The Ormsby House got another mention in the local newspaper. This one was a big Sunday spread that included conceptual artwork from the builders. But the artwork must be a few years old, since it doesn’t quite match up with what they’re building. Here’s a look:
Now here’s a five-star hotel. A lot of this is just what they’re building; the “Big Room” out by Carson Street is just that shape and size, but it isn’t being built with one big arch window like the drawing. Instead they’ve got four small arches in there. And the portecochere is actually turning out bigger than this. But the biggest change from this plan is the hotel tower. That’s not even the color they’re going with, as you’ll see later.
And here’s the concept for the south side. They didn’t just change the color of the tower, but the detail work too. They’ve changed the balconies to windows, and there are more vertical lines coming down from those arches. And then there’s the bridge. Here it looks like it comes from the north side of the parking garage, instead of the south side where they actually built it. The bridge actually runs along the sidewalk where those people are walking, and meets up with the parking garage right at the elevators. Easier to reroute the bridge than to move the elevators, I guess. Plus this drawing shows the old Guns N’ Roses emblem still up there on the tower. Does that mean they’re going to put it back up?
The article acknowledges the changes, giving the impression that they’re adjusting the plans and the blueprints on a daily basis, which is great. No need to stick to an old idea that you’re not happy with anymore, just because it’s down there on the paper. The owners are always coming up with new ideas, and the builders are flexible enough to go with the flow. That sounds like an ideal arrangement, if you can make it work. And looking at how things are coming together at the Ormsby lot, they’re definitely making it work. Let’s jump in.
The beginning of October saw white paint slowly creeping down the walls of the tower. This white is just a base coat, and then over this they’re putting the final layer of stucco (or plaster, or whatever they’re using up there).
Also, early on in the month, they brought in the Big Crane to lift materials to the roof. The Big Crane was only there for a couple of days, so they probably just had a few loads to get up there.

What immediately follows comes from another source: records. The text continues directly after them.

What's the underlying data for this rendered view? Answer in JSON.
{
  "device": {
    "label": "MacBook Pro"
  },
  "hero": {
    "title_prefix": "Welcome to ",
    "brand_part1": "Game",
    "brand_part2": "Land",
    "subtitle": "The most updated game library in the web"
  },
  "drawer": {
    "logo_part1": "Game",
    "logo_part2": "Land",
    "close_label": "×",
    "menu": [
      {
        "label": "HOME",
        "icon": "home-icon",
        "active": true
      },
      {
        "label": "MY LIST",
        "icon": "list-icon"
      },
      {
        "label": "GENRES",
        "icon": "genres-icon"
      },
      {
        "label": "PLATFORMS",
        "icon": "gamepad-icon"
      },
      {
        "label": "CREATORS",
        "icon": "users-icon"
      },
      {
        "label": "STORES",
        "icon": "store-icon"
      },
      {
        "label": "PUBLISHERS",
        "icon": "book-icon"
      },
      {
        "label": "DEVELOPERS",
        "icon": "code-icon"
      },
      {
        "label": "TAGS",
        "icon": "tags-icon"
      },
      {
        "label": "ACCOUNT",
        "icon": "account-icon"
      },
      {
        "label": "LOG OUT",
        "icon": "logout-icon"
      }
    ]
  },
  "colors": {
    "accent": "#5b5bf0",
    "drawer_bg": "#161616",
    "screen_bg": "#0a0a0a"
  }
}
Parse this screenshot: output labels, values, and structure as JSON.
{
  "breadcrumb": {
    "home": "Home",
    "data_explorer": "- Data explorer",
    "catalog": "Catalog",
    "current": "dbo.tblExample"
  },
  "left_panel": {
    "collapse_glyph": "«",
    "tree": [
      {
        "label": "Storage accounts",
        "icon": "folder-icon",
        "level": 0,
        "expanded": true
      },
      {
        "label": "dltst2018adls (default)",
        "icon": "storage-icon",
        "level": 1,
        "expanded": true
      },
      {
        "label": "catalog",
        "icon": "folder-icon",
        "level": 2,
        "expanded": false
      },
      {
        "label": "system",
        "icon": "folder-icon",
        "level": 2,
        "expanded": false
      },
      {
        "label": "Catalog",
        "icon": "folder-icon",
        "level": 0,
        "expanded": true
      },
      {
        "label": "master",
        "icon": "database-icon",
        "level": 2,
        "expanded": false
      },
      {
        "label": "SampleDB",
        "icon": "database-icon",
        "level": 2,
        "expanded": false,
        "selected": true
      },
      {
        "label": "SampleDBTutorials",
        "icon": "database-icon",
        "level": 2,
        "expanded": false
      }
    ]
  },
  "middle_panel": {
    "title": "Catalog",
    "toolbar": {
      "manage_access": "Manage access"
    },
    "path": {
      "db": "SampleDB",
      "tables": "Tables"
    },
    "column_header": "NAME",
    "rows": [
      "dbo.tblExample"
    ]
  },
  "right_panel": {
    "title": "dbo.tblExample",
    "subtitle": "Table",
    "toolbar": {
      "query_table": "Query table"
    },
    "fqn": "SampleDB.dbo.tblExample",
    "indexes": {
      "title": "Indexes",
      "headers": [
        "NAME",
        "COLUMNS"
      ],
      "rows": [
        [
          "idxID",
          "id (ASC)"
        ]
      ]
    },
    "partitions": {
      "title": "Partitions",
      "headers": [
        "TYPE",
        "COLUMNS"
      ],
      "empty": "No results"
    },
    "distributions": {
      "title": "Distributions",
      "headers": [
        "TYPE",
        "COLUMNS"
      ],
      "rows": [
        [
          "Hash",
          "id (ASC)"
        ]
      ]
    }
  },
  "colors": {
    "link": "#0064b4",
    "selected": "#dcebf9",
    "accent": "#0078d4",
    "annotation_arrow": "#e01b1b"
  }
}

Here’s the Big Crane at work, with its payloads. Looks like they’re lifting heating and cooling equipment up there.
A small army of painters has overwhelmed the scaffolding and is making quick work of this job. Those window arches and modillions don’t look too big from the ground, until you get somebody standing next to them.
The south side of the tower got its paint done too, and soon the whole tower was finished. If you peek at the very top, they’ve already taken down the highest level of the scaffolding. Could that be a hint of something to come?
Now that the wallboard is finished on the bridge, and the scaffolding is up, it’s time to begin painting here too. Gotta reopen Curry Street!
Big things were happening at ground level too. This part of the building was scaffolded so they could finish wallboarding, plastering, and painting it.
The Big Room also started to be closed in with wallboard.
A week later, you could see the windows taking shape.
The bay window had scaffolding put up and a cornice installed.
The yellow wallboard was painted blue here…
…and over here too. The wallboard was finished on the second floor with a couple of arched windows.
And then the Big Room got its scaffolding. They’re moving fast on this exterior work, since they want it done and the building sealed before winter really hits. Hopefully they’ll make it, since we’ve had a couple of early snows this year.
Along the backside of the bridge the cornice was fleshed out and painted. They’re probably trying to finish the exterior on the bridge as quick as they can too, since Curry Street has been closed for months while they do all this work. A little more detail work and coats of paint, and the scaffolding should be ready to come down here.
Then the rains came, and they quickly wrapped up the bridge in plastic. I guess whatever they’re doing can’t get rained on, if they’re going to this much trouble.
And then one day, the unthinkable started to happen. The scaffolding on the west side of the tower began to disappear. The top few floors were finally exposed to view. I guess this also confirms that the final color of the tower is going to be this bright, bright white. I wasn’t expecting that. Before renovation the tower was kind of a sandy beige color, and the conceptual drawings showed the finished product as a deep brown. But now that they’ve put on the final layers of paint and stucco, it turns out to be white. Quite the shock when I first saw it, but after I’ve given it a couple of weeks I’m starting to get used to it. I do like the detail work they’ve done around the windows, though. It’s definitely an improvement over what was there before.
The little scaffold-dismantling worker bees were hard at it, and soon the tower was almost completely uncovered. Well, the west side, anyway.
From a couple of blocks away the Ormsby rises above the houses. This is it, this is the face the Ormsby House will put out to the world for decades to come (unless they’ve got another surprise up their sleeves). That white can be a little blinding when the sun hits it just right, but in all I think I like it. Good work!
The scaffolding stayed up on the rest of the tower as they worked on finishing the stucco and the painting. Soon it should all be coming down, and at least one part of the project will finally be finished. I never thought I’d see the day.
Still a lot for them to do, though. The hotel may be done, but they casino has a stretch to go. And the inside of the building is still gutted. More to come in November as they race against Mother Nature. See you then!